What have British stars said about the WGA strike?

Comedian, author and screenwriter Ben Elton, who is celebrated for his work on 1980s sitcoms Blackadder and The Young Ones told PA on the red carpet: “I think it is really important that artists do go out collectively to protect their rights in the face of seismic changes in the industry.

“I think it’s incredible that the American union is able to exercise such rights, I wish we had the same power over here. Obviously things are changing and there is going to have to be negotiations, but basically on principle I extremely support the idea of any group of workers trying to protect their hard-won rights as technology makes it easier to exploit them.”

The Responder star Martin Freeman voiced support for the WGA strikeThe Responder star Martin Freeman voiced support for the WGA strike
The Responder star Martin Freeman voiced support for the WGA strike

Martin Freeman, who has starred in The Hobbit film trilogy, and is nominated this year for his role in BBC drama The Responder, said: “My work isn’t being affected by that but we are keeping an eye on it for what it will mean. I’m up for fairer pay and it’s a well unionised job in America so when they go on strike it actually means something, which is not the case for everyone. Fair play.”

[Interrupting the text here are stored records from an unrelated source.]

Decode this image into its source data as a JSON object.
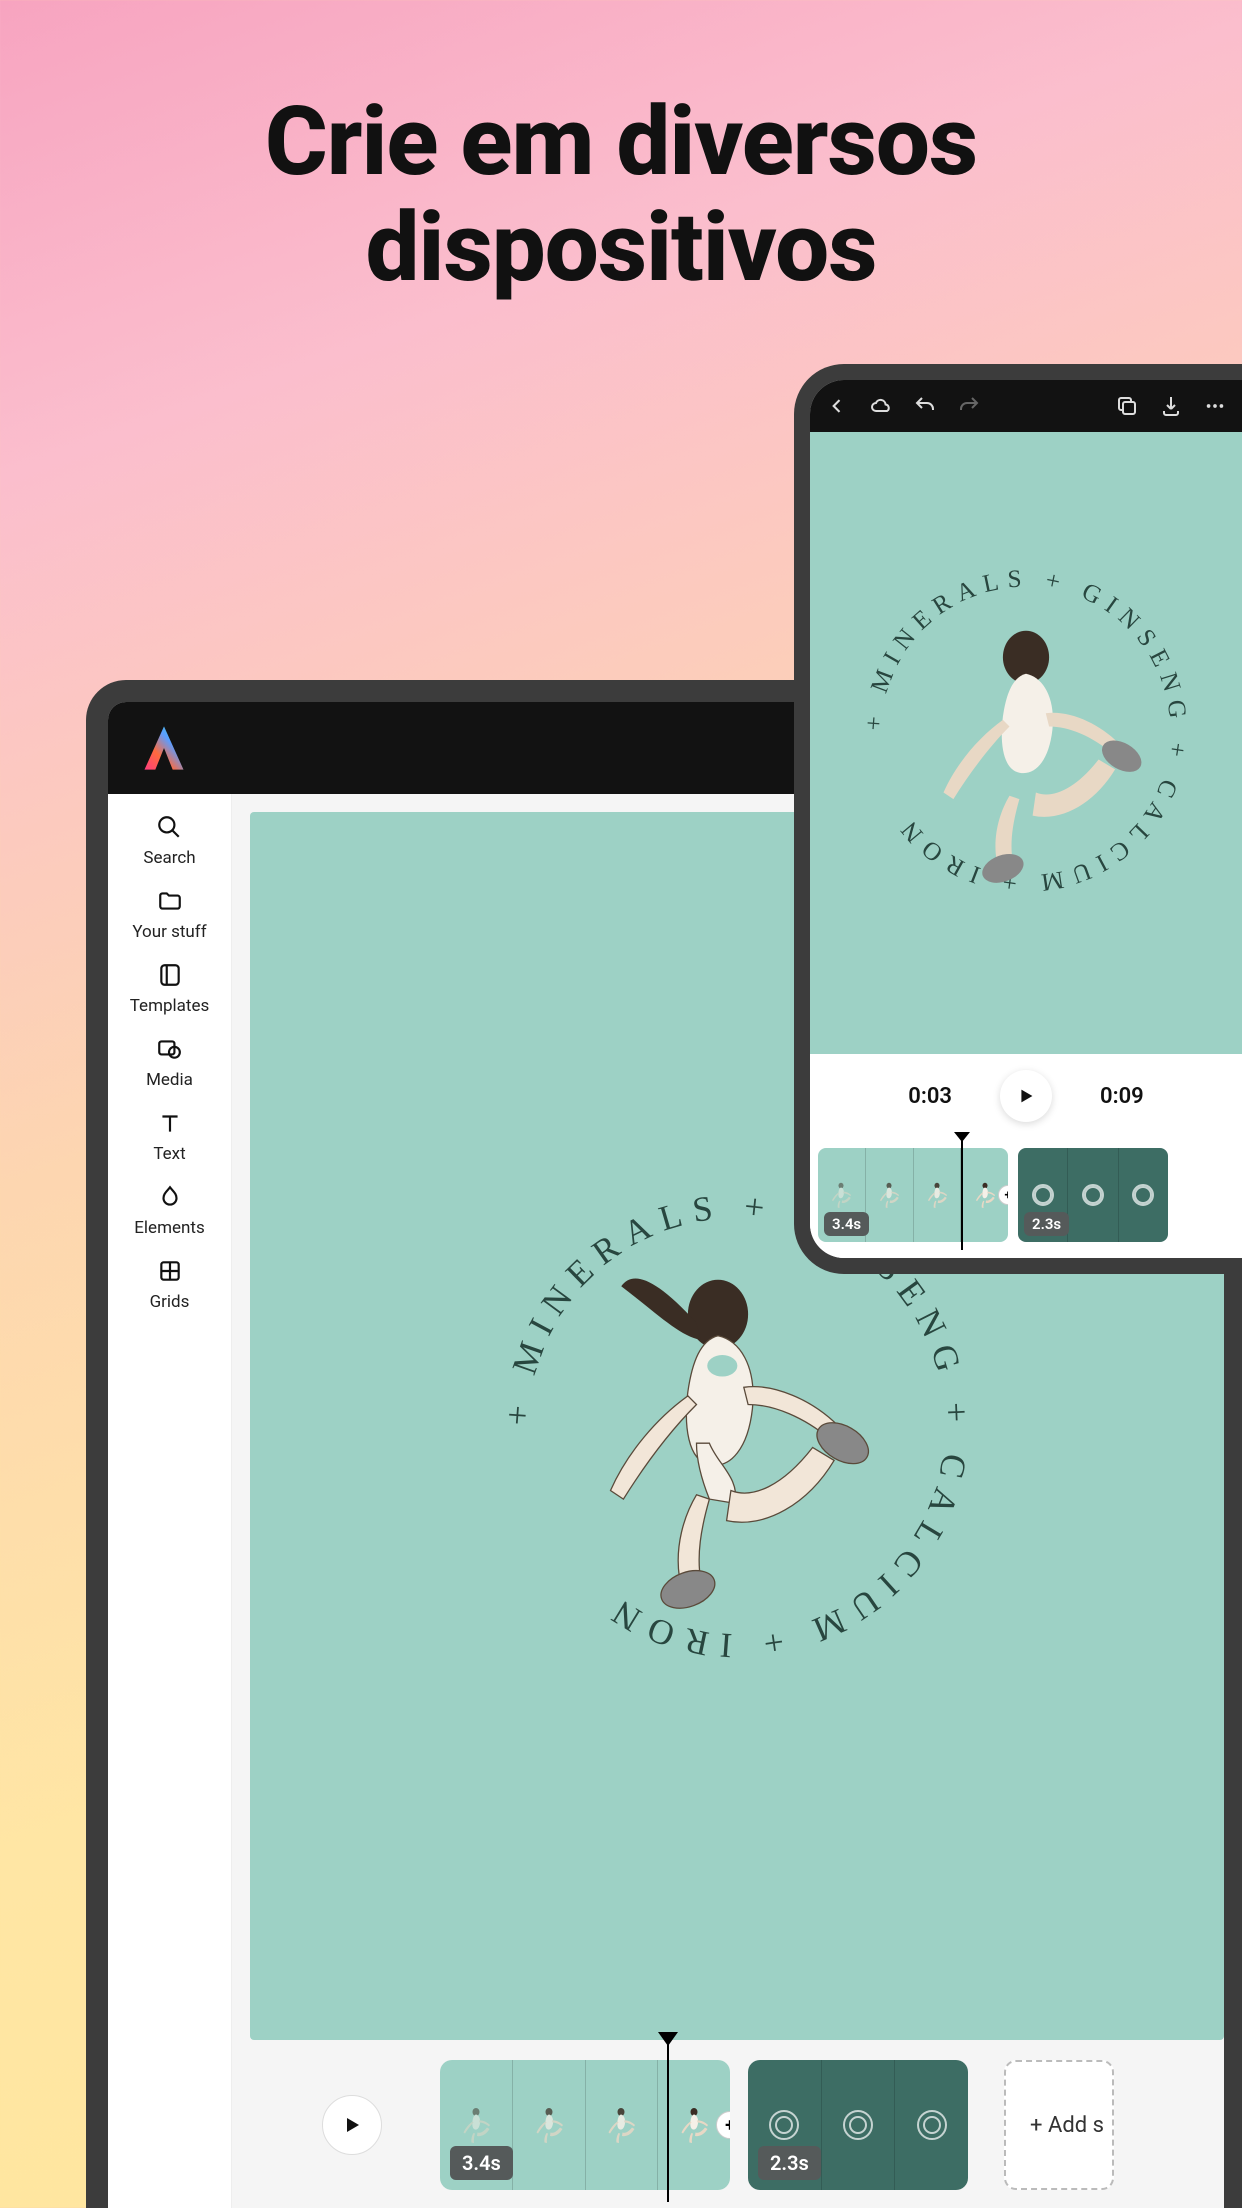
{
  "hero": {
    "line1": "Crie em diversos",
    "line2": "dispositivos"
  },
  "canvas_text": {
    "words": [
      "MINERALS",
      "GINSENG",
      "CALCIUM",
      "IRON"
    ],
    "separator": "+"
  },
  "laptop": {
    "sidebar": [
      {
        "id": "search",
        "label": "Search"
      },
      {
        "id": "yourstuff",
        "label": "Your stuff"
      },
      {
        "id": "templates",
        "label": "Templates"
      },
      {
        "id": "media",
        "label": "Media"
      },
      {
        "id": "text",
        "label": "Text"
      },
      {
        "id": "elements",
        "label": "Elements"
      },
      {
        "id": "grids",
        "label": "Grids"
      }
    ],
    "timeline": {
      "clip1_duration": "3.4s",
      "clip2_duration": "2.3s",
      "add_label": "+ Add s"
    }
  },
  "phone": {
    "toolbar_icons": [
      "back",
      "cloud",
      "undo",
      "redo",
      "duplicate",
      "download",
      "more"
    ],
    "current_time": "0:03",
    "total_time": "0:09",
    "timeline": {
      "clip1_duration": "3.4s",
      "clip2_duration": "2.3s"
    }
  }
}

The Responder writer, Tony Schumacher, whose series has five nods, added: “Full support for the writers strikes – it’s such an important thing and it’s something that needs resolving and I just hope we can get some solutions pretty quickly.”

When is the Bafta TV Awards ceremony on TV?

The live ceremony will be broadcast on BBC One on Sunday 14 May from 7pm-9pm and will be available to watch on BBC iPlayer. It will be hosted by comedians Rob Beckett and Romesh Ranganathan, and will also feature dozens of big stars to present each of the 25 awards.